[Source data]
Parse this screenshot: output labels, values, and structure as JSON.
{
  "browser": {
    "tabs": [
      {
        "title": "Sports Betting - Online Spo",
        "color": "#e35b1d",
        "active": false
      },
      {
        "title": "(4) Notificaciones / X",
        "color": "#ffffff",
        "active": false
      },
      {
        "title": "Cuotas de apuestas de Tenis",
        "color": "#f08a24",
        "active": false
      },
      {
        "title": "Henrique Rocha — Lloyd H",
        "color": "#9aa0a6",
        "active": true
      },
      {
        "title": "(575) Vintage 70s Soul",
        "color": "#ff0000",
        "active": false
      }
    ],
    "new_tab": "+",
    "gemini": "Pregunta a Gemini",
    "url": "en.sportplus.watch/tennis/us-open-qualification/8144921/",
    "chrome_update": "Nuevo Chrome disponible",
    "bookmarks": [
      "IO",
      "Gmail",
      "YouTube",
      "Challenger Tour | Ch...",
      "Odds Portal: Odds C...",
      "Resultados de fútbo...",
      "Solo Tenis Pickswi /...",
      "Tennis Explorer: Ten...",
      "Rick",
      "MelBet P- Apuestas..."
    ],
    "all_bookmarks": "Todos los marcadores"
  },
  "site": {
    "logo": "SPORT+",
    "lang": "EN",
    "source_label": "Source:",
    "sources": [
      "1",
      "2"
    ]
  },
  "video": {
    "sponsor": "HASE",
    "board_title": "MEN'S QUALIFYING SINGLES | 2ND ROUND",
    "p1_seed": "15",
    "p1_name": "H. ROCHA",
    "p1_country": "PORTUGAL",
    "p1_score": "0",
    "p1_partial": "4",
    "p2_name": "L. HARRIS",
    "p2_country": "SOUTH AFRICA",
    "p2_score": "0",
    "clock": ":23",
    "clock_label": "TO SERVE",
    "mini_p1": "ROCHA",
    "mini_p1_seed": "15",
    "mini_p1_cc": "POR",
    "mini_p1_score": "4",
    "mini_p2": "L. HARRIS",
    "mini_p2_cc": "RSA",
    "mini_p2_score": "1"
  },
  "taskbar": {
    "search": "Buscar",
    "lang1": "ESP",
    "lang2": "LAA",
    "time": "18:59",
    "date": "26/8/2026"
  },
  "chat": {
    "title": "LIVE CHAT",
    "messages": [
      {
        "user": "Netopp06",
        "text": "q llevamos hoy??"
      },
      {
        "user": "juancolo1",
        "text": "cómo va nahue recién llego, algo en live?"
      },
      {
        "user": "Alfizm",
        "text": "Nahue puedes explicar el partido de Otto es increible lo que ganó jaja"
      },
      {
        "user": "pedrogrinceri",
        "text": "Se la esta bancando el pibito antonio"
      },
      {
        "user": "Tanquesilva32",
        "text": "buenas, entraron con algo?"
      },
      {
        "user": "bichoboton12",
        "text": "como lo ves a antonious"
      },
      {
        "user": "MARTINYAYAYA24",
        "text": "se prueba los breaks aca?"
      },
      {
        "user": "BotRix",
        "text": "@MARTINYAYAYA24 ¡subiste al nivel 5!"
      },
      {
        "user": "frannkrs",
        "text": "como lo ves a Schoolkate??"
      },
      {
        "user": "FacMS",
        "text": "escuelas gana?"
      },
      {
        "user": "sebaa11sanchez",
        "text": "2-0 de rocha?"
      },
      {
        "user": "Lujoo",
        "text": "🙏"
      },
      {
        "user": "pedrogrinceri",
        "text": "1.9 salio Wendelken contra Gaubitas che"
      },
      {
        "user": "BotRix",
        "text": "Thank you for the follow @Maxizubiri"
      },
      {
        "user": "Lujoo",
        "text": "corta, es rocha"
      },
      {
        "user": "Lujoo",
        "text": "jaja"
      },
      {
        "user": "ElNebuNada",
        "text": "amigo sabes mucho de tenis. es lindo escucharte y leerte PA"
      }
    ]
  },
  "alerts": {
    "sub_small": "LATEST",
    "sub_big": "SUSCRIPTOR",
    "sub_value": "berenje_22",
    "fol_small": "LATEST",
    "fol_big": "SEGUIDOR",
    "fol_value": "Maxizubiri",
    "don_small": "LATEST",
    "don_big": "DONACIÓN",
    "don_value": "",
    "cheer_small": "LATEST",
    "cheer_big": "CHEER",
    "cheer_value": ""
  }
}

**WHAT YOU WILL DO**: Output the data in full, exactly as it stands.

**EXERCISE RESPONSE**:
Parse this screenshot: output labels, values, and structure as JSON.
{
  "browser": {
    "tabs": [
      {
        "title": "Sports Betting - Online Spo",
        "color": "#e35b1d",
        "active": false
      },
      {
        "title": "(4) Notificaciones / X",
        "color": "#ffffff",
        "active": false
      },
      {
        "title": "Cuotas de apuestas de Tenis",
        "color": "#f08a24",
        "active": false
      },
      {
        "title": "Henrique Rocha — Lloyd H",
        "color": "#9aa0a6",
        "active": true
      },
      {
        "title": "(575) Vintage 70s Soul",
        "color": "#ff0000",
        "active": false
      }
    ],
    "new_tab": "+",
    "gemini": "Pregunta a Gemini",
    "url": "en.sportplus.watch/tennis/us-open-qualification/8144921/",
    "chrome_update": "Nuevo Chrome disponible",
    "bookmarks": [
      "IO",
      "Gmail",
      "YouTube",
      "Challenger Tour | Ch...",
      "Odds Portal: Odds C...",
      "Resultados de fútbo...",
      "Solo Tenis Pickswi /...",
      "Tennis Explorer: Ten...",
      "Rick",
      "MelBet P- Apuestas..."
    ],
    "all_bookmarks": "Todos los marcadores"
  },
  "site": {
    "logo": "SPORT+",
    "lang": "EN",
    "source_label": "Source:",
    "sources": [
      "1",
      "2"
    ]
  },
  "video": {
    "sponsor": "HASE",
    "board_title": "MEN'S QUALIFYING SINGLES | 2ND ROUND",
    "p1_seed": "15",
    "p1_name": "H. ROCHA",
    "p1_country": "PORTUGAL",
    "p1_score": "0",
    "p1_partial": "4",
    "p2_name": "L. HARRIS",
    "p2_country": "SOUTH AFRICA",
    "p2_score": "0",
    "clock": ":23",
    "clock_label": "TO SERVE",
    "mini_p1": "ROCHA",
    "mini_p1_seed": "15",
    "mini_p1_cc": "POR",
    "mini_p1_score": "4",
    "mini_p2": "L. HARRIS",
    "mini_p2_cc": "RSA",
    "mini_p2_score": "1"
  },
  "taskbar": {
    "search": "Buscar",
    "lang1": "ESP",
    "lang2": "LAA",
    "time": "18:59",
    "date": "26/8/2026"
  },
  "chat": {
    "title": "LIVE CHAT",
    "messages": [
      {
        "user": "Netopp06",
        "text": "q llevamos hoy??"
      },
      {
        "user": "juancolo1",
        "text": "cómo va nahue recién llego, algo en live?"
      },
      {
        "user": "Alfizm",
        "text": "Nahue puedes explicar el partido de Otto es increible lo que ganó jaja"
      },
      {
        "user": "pedrogrinceri",
        "text": "Se la esta bancando el pibito antonio"
      },
      {
        "user": "Tanquesilva32",
        "text": "buenas, entraron con algo?"
      },
      {
        "user": "bichoboton12",
        "text": "como lo ves a antonious"
      },
      {
        "user": "MARTINYAYAYA24",
        "text": "se prueba los breaks aca?"
      },
      {
        "user": "BotRix",
        "text": "@MARTINYAYAYA24 ¡subiste al nivel 5!"
      },
      {
        "user": "frannkrs",
        "text": "como lo ves a Schoolkate??"
      },
      {
        "user": "FacMS",
        "text": "escuelas gana?"
      },
      {
        "user": "sebaa11sanchez",
        "text": "2-0 de rocha?"
      },
      {
        "user": "Lujoo",
        "text": "🙏"
      },
      {
        "user": "pedrogrinceri",
        "text": "1.9 salio Wendelken contra Gaubitas che"
      },
      {
        "user": "BotRix",
        "text": "Thank you for the follow @Maxizubiri"
      },
      {
        "user": "Lujoo",
        "text": "corta, es rocha"
      },
      {
        "user": "Lujoo",
        "text": "jaja"
      },
      {
        "user": "ElNebuNada",
        "text": "amigo sabes mucho de tenis. es lindo escucharte y leerte PA"
      }
    ]
  },
  "alerts": {
    "sub_small": "LATEST",
    "sub_big": "SUSCRIPTOR",
    "sub_value": "berenje_22",
    "fol_small": "LATEST",
    "fol_big": "SEGUIDOR",
    "fol_value": "Maxizubiri",
    "don_small": "LATEST",
    "don_big": "DONACIÓN",
    "don_value": "",
    "cheer_small": "LATEST",
    "cheer_big": "CHEER",
    "cheer_value": ""
  }
}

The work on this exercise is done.